* [The problem]: All of the listing must be given again exactly, except that the images are dropped.

* [Supplied data]:
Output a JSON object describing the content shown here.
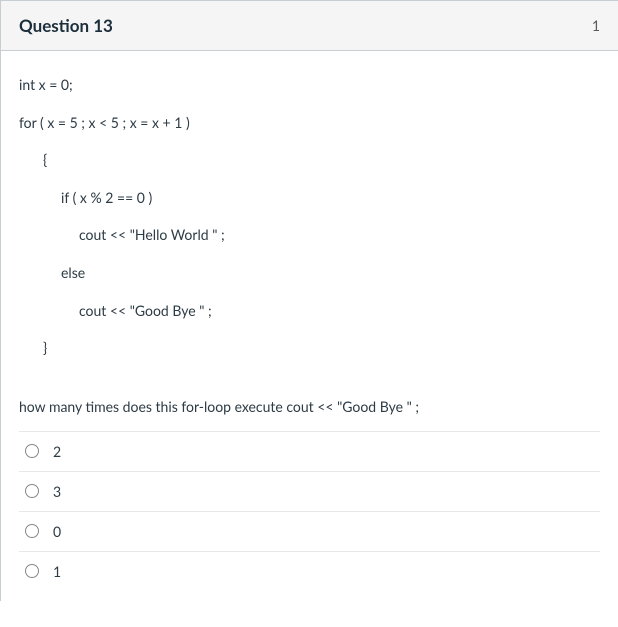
{
  "header": {
    "title": "Question 13",
    "points": "1"
  },
  "code": {
    "l1": "int x = 0;",
    "l2": "for ( x = 5 ; x < 5 ; x = x + 1 )",
    "l3": "{",
    "l4": "if ( x % 2 == 0 )",
    "l5": "cout << \"Hello World \" ;",
    "l6": "else",
    "l7": "cout << \"Good Bye \" ;",
    "l8": "}"
  },
  "question": "how many times does this for-loop execute  cout << \"Good Bye \" ;",
  "options": [
    {
      "label": "2"
    },
    {
      "label": "3"
    },
    {
      "label": "0"
    },
    {
      "label": "1"
    }
  ]
}
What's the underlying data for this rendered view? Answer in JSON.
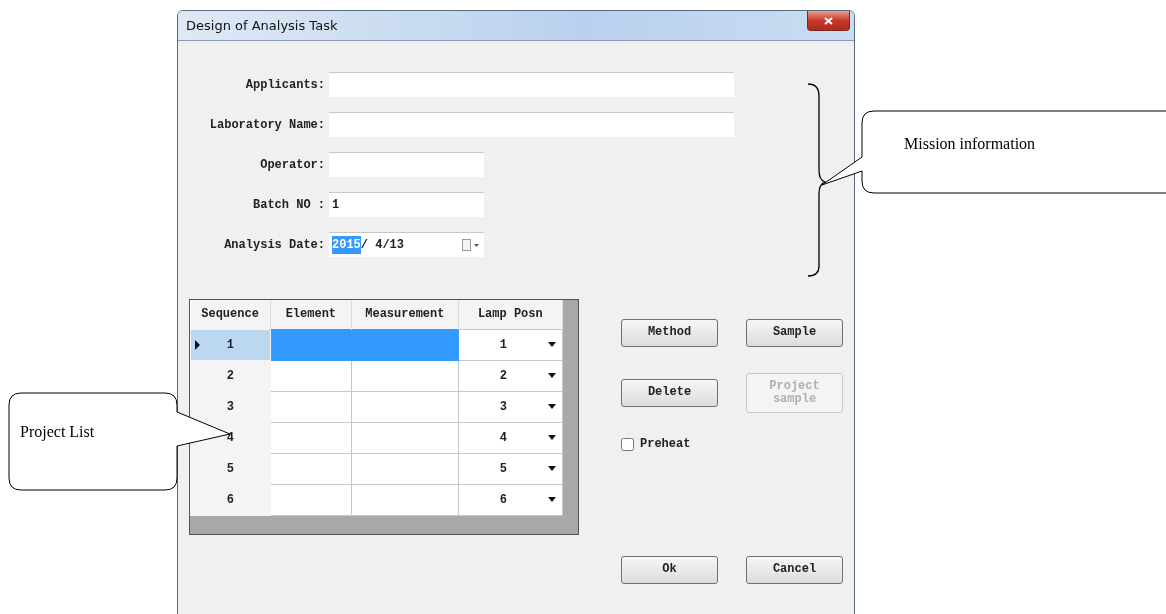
{
  "window": {
    "title": "Design of Analysis Task"
  },
  "fields": [
    {
      "kind": "long",
      "label": "Applicants:"
    },
    {
      "kind": "long",
      "label": "Laboratory Name:"
    },
    {
      "kind": "short",
      "label": "Operator:"
    },
    {
      "kind": "short",
      "label": "Batch NO :",
      "value": "1"
    },
    {
      "kind": "date",
      "label": "Analysis Date:",
      "selected_text": "2015",
      "value": "/ 4/13"
    }
  ],
  "table": {
    "columns": [
      "Sequence",
      "Element",
      "Measurement",
      "Lamp Posn"
    ],
    "rows": [
      {
        "sequence": "1",
        "lamp_posn": "1",
        "selected": true
      },
      {
        "sequence": "2",
        "lamp_posn": "2",
        "selected": false
      },
      {
        "sequence": "3",
        "lamp_posn": "3",
        "selected": false
      },
      {
        "sequence": "4",
        "lamp_posn": "4",
        "selected": false
      },
      {
        "sequence": "5",
        "lamp_posn": "5",
        "selected": false
      },
      {
        "sequence": "6",
        "lamp_posn": "6",
        "selected": false
      }
    ]
  },
  "buttons": [
    {
      "label": "Method",
      "disabled": false
    },
    {
      "label": "Sample",
      "disabled": false
    },
    {
      "label": "Delete",
      "disabled": false
    },
    {
      "label": "Project sample",
      "disabled": true
    }
  ],
  "preheat": {
    "label": "Preheat",
    "checked": false
  },
  "footer_buttons": [
    {
      "label": "Ok"
    },
    {
      "label": "Cancel"
    }
  ],
  "annotations": [
    {
      "kind": "brace-callout",
      "text": "Mission information"
    },
    {
      "kind": "callout",
      "text": "Project List"
    }
  ]
}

* [Answer box]:
Output a JSON object describing the content shown here.
{
  "header": {
    "title": "Question 13",
    "points": "1"
  },
  "code": {
    "l1": "int x = 0;",
    "l2": "for ( x = 5 ; x < 5 ; x = x + 1 )",
    "l3": "{",
    "l4": "if ( x % 2 == 0 )",
    "l5": "cout << \"Hello World \" ;",
    "l6": "else",
    "l7": "cout << \"Good Bye \" ;",
    "l8": "}"
  },
  "question": "how many times does this for-loop execute  cout << \"Good Bye \" ;",
  "options": [
    {
      "label": "2"
    },
    {
      "label": "3"
    },
    {
      "label": "0"
    },
    {
      "label": "1"
    }
  ]
}
What's the underlying data for this rendered view? Answer in JSON.
{
  "window": {
    "title": "Design of Analysis Task"
  },
  "fields": [
    {
      "kind": "long",
      "label": "Applicants:"
    },
    {
      "kind": "long",
      "label": "Laboratory Name:"
    },
    {
      "kind": "short",
      "label": "Operator:"
    },
    {
      "kind": "short",
      "label": "Batch NO :",
      "value": "1"
    },
    {
      "kind": "date",
      "label": "Analysis Date:",
      "selected_text": "2015",
      "value": "/ 4/13"
    }
  ],
  "table": {
    "columns": [
      "Sequence",
      "Element",
      "Measurement",
      "Lamp Posn"
    ],
    "rows": [
      {
        "sequence": "1",
        "lamp_posn": "1",
        "selected": true
      },
      {
        "sequence": "2",
        "lamp_posn": "2",
        "selected": false
      },
      {
        "sequence": "3",
        "lamp_posn": "3",
        "selected": false
      },
      {
        "sequence": "4",
        "lamp_posn": "4",
        "selected": false
      },
      {
        "sequence": "5",
        "lamp_posn": "5",
        "selected": false
      },
      {
        "sequence": "6",
        "lamp_posn": "6",
        "selected": false
      }
    ]
  },
  "buttons": [
    {
      "label": "Method",
      "disabled": false
    },
    {
      "label": "Sample",
      "disabled": false
    },
    {
      "label": "Delete",
      "disabled": false
    },
    {
      "label": "Project sample",
      "disabled": true
    }
  ],
  "preheat": {
    "label": "Preheat",
    "checked": false
  },
  "footer_buttons": [
    {
      "label": "Ok"
    },
    {
      "label": "Cancel"
    }
  ],
  "annotations": [
    {
      "kind": "brace-callout",
      "text": "Mission information"
    },
    {
      "kind": "callout",
      "text": "Project List"
    }
  ]
}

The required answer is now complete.